Vincent and Jessica Johnson, owners of The Schnitzel Bomber in Soldotna
Hunter Morrison
/
KDLL
Vincent and Jessica Johnson, owners of The Schnitzel Bomber in Soldotna

Everyone loves going out to eat. But, what if you could eat out for a good cause? Soldotna area foodies had the chance to do so yesterday as part of Hospice of the Central Peninsula’s annual Dining for Dignity fundraiser.

The organization partnered with local favorites, including Kenai River Brewing Company, Pizza Boys, Mel’s and others. A portion of the day's earnings were donated directly to the organization.

“Hospice is a really great, important organization in our community because they support families that are facing a very difficult time in their lives of loss,” said Rhonda McCormick, who is on the board of directors for Hospice of the Central Peninsula. “They support families through end-of-life and beyond, and all of their services are free. Everything hospice does is free.”

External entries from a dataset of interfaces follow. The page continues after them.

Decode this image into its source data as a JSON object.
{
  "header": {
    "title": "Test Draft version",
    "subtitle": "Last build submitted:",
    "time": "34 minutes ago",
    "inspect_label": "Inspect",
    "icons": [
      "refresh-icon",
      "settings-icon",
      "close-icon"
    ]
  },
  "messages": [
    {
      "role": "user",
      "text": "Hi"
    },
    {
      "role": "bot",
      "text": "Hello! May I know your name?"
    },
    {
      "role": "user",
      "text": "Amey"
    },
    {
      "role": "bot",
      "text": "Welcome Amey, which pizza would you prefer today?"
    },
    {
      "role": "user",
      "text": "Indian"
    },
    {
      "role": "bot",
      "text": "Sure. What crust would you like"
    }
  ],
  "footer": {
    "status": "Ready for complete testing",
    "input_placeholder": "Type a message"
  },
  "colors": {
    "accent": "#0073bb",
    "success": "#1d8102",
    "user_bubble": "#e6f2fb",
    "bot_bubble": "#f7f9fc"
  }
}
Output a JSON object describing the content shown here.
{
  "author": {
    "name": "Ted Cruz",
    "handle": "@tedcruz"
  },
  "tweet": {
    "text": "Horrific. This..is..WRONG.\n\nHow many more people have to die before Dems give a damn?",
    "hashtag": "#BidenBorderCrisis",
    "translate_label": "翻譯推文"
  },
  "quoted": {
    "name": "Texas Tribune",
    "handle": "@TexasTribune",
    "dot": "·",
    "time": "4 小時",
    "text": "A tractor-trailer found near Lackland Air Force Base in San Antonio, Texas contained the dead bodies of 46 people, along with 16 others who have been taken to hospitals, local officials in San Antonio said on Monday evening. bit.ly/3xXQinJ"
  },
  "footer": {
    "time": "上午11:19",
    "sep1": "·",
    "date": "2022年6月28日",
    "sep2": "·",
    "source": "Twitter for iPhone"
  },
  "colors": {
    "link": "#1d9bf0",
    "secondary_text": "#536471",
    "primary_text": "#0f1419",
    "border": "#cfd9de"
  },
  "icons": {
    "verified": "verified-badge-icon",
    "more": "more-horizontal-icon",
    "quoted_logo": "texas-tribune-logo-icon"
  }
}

Services include education, personal care supplies, grief support and more.

One of this year’s Dining for Dignity participants was The Shnitzel Bomber, just off K-Beach Road. The restaurant, which is drive-through and pick-up only, specializes in serving scratch-made German-American comfort food.

While the restaurant participated in the fundraiser last year, owner and operator Vincent Johnson says this year was personal. His grandmother utilized hospice services and passed away earlier this year.

“I got to see first-hand what my mom was going through, and hospice, being able to come in and give her an hour so she didn’t have to bear the brunt of the whole thing, it means a lot,” Vincent said. “I’m very passionate and I always try to give back to the community.”

The restaurant recently suffered a major stove malfunction, resulting in their closing for nearly a week. Johnson co-owns the restaurant with his wife, Jessica. They were determined to open back up for the fundraiser.

“Even though it’s just me and him owning it, it’s the community restaurant,” Jessica said.

“They keep us going for sure,” Vincent added.

The couple says that some customers waited in the restaurant's drive-through for nearly an hour to contribute to the cause. The fundraiser brought many new customers to the restaurant, tripling their average daily business.

Although the original plan was to donate 15% of the day’s earnings to Hospice, they are thinking about increasing that amount. The restaurant hopes to donate to other groups, like veterans and teachers, in the future.

“It’s just a great partnership between all these local businesses and a local non-profit organization, and the people of our community,” McCormick said.

For more information about Hospice of the Central Peninsula, check out their website.

Hunter Morrison is a news reporter at KDLL